Vintage design, fossicking and gathering, the meeting of old and new, and the rise of new technology are among the key influences that will dominate Australian design over the next 12 months – and with it our choice of colour.
That’s the message from Dulux, whose colour experts have studied global trends to develop six palettes for 2013.
The Dulux Colour Forecast this year draws on the themes of movement, social change, people power and the march of the digital age. It explores how colour is shifting and changing in modern times.
Dulux forecasters have identified six palettes, each reflecting a major trend in paint colours. Merge is warm and earthy.
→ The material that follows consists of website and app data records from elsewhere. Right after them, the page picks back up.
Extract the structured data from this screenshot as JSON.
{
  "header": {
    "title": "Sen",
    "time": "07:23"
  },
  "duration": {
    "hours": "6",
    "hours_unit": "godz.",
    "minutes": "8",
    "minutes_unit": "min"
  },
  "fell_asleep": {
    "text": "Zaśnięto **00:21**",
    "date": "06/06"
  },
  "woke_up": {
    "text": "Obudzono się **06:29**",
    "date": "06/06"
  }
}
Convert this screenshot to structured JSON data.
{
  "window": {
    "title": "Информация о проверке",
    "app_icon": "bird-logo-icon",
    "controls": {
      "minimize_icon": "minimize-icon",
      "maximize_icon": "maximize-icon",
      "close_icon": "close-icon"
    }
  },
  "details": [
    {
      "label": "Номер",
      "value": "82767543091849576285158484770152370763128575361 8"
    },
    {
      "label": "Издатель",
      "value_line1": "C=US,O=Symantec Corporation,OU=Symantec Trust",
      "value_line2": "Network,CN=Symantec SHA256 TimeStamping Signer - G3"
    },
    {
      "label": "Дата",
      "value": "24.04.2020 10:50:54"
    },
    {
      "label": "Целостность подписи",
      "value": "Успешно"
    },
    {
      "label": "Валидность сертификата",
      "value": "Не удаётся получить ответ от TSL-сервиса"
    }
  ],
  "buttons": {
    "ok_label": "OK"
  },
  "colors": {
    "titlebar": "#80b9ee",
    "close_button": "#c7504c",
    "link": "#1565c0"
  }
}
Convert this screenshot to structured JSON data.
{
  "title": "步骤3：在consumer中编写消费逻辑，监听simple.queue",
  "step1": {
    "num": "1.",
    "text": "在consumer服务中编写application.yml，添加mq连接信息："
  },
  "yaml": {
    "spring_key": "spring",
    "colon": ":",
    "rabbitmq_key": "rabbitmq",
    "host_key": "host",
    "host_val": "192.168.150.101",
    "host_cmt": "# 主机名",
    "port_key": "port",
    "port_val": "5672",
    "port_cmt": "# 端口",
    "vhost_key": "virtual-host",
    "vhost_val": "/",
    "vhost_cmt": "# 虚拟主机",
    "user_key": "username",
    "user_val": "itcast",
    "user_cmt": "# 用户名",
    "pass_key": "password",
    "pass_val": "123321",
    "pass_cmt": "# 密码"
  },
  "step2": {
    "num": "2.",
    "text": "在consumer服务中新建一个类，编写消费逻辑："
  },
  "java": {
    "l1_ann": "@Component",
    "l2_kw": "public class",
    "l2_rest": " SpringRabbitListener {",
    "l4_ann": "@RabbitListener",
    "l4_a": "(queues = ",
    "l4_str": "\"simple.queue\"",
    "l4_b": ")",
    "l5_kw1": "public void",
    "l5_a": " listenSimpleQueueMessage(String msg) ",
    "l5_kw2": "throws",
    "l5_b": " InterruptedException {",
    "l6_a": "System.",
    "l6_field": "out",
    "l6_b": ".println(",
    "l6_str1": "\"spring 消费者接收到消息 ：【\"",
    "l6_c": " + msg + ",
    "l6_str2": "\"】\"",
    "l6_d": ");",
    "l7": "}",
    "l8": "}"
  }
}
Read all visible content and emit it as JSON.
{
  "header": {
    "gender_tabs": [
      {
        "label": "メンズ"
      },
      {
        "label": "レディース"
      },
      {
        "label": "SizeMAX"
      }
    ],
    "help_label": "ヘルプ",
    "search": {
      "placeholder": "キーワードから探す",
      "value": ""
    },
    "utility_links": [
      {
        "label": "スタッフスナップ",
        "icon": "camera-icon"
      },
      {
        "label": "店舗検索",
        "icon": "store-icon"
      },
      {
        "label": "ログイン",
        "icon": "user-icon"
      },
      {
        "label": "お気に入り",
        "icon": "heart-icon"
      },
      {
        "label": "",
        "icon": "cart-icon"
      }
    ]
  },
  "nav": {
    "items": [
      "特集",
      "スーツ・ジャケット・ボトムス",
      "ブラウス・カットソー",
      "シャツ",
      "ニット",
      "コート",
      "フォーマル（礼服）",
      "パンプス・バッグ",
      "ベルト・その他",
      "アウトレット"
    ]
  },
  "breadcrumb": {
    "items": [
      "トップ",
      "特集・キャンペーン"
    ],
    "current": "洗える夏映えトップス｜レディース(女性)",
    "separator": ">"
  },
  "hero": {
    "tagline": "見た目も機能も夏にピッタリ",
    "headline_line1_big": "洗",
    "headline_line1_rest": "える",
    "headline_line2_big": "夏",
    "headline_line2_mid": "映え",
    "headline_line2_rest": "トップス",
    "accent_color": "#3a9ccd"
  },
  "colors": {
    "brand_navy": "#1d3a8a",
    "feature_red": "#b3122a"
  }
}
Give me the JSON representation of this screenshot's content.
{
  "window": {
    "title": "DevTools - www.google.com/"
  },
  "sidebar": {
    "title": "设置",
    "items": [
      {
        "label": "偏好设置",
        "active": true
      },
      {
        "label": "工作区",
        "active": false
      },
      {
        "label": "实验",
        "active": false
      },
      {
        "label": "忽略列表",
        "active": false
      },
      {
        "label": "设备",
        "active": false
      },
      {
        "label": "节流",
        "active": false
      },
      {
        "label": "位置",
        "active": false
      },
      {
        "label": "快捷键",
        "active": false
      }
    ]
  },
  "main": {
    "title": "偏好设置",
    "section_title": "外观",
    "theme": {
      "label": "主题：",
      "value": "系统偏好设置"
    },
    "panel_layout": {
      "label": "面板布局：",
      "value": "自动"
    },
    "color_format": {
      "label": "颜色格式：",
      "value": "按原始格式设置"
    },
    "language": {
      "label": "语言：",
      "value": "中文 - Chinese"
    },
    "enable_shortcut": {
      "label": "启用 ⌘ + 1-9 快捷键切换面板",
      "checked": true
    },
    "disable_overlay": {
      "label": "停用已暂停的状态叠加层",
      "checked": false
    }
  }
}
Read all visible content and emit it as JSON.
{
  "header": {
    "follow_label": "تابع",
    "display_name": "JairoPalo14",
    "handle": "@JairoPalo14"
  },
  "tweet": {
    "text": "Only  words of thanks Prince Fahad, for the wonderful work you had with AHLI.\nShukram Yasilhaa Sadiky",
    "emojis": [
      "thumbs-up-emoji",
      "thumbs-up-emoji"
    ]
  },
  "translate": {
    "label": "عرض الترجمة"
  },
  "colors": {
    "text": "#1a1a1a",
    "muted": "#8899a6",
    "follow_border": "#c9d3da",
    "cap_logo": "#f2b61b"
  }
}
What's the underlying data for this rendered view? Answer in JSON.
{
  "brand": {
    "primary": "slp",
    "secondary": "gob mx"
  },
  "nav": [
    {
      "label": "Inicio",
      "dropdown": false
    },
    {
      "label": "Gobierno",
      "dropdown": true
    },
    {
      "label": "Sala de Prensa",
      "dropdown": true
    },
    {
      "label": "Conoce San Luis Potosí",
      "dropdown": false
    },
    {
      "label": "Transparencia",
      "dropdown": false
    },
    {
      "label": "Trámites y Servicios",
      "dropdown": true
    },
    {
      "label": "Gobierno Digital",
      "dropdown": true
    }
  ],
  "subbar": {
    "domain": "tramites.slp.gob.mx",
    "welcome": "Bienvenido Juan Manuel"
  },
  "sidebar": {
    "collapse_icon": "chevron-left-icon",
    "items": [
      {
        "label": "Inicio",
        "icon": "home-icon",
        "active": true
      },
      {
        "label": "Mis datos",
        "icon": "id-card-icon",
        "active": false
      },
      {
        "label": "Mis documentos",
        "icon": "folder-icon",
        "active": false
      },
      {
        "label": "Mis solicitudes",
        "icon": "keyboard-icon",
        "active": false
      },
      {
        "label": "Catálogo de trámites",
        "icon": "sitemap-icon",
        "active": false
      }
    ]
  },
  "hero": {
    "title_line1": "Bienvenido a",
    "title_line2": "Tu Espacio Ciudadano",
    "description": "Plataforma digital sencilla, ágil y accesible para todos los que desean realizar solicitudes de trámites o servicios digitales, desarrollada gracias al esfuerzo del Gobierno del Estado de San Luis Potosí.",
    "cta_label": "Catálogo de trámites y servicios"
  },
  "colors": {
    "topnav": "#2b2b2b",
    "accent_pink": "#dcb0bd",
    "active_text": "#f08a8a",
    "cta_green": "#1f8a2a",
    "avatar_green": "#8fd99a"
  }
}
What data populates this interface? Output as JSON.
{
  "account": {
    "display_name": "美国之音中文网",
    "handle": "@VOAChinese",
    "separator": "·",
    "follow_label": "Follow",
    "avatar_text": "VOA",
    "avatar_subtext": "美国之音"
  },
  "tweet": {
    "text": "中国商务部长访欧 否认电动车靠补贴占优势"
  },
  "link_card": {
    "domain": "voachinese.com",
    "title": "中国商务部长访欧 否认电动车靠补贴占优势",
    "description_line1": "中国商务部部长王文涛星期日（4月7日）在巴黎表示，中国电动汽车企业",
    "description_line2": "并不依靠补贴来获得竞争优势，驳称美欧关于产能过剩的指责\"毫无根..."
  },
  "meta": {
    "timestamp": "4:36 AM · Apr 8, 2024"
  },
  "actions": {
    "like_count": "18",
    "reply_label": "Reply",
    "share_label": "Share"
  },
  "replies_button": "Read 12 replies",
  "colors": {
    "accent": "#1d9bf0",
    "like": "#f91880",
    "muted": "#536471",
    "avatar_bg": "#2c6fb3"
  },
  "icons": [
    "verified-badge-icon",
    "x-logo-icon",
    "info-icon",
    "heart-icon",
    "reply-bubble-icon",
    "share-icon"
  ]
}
Seek updates vintage shades. Empower’s blue-greens speak of confidence. Relaxing Rise uses a soothing Japanese-inspired aesthetic. Share is monochromatic with metal and stone influences. Blur is bold and daring.
Australian interior designer Miriam Fanning, of Mim Design, says “concretes”, whites and soft parchments, will be a consistent thread in the next 12 months. “My personal favourite palette is the Share palette, in particular the colour Clear Concrete, as I believe this colour will have a lot of versatility. This colour is able to transform a room beautifully.”
Dulux has studied major consumer trends and movements around the world to develop its key themes and colour palettes. Each year its colour and design experts join others from around the globe at major colour forecasting conferences in Europe.
Dulux colour and communications consultant Bree Leech, predicts that muted red tones will prove particularly popular over the next year. “Yellow is a colour I see continuing throughout 2013/14 and pastel hues will also be important, but if I had to name a single colour I think I’d be leaning towards Dulux Persimmon.”
Melbourne architect Ella Leoncio says colour can play an important role in our everyday lives as a form of expression. “It’s amazing how colour can be associated with particular personalities, whether it be bright and fun or more austere and sophisticated,” she says. Her favourites can be found in the earthy shades in the Merge palette. “I like that it’s quite feminine without being too frou frou. The orange tones in the pinks give it a bit of edge.”
But while each expert has a different favourite, all agree that your choice should be personal. “Trends are there to inspire you to be creative with colour and bring to your attention colours or colour combinations you hadn’t considered,” Bree says. “Paint and colour has come a long way from just being a colour on a wall – sometimes it’s not about the art that hangs on the wall it’s the paint becoming the art,” Miriam adds.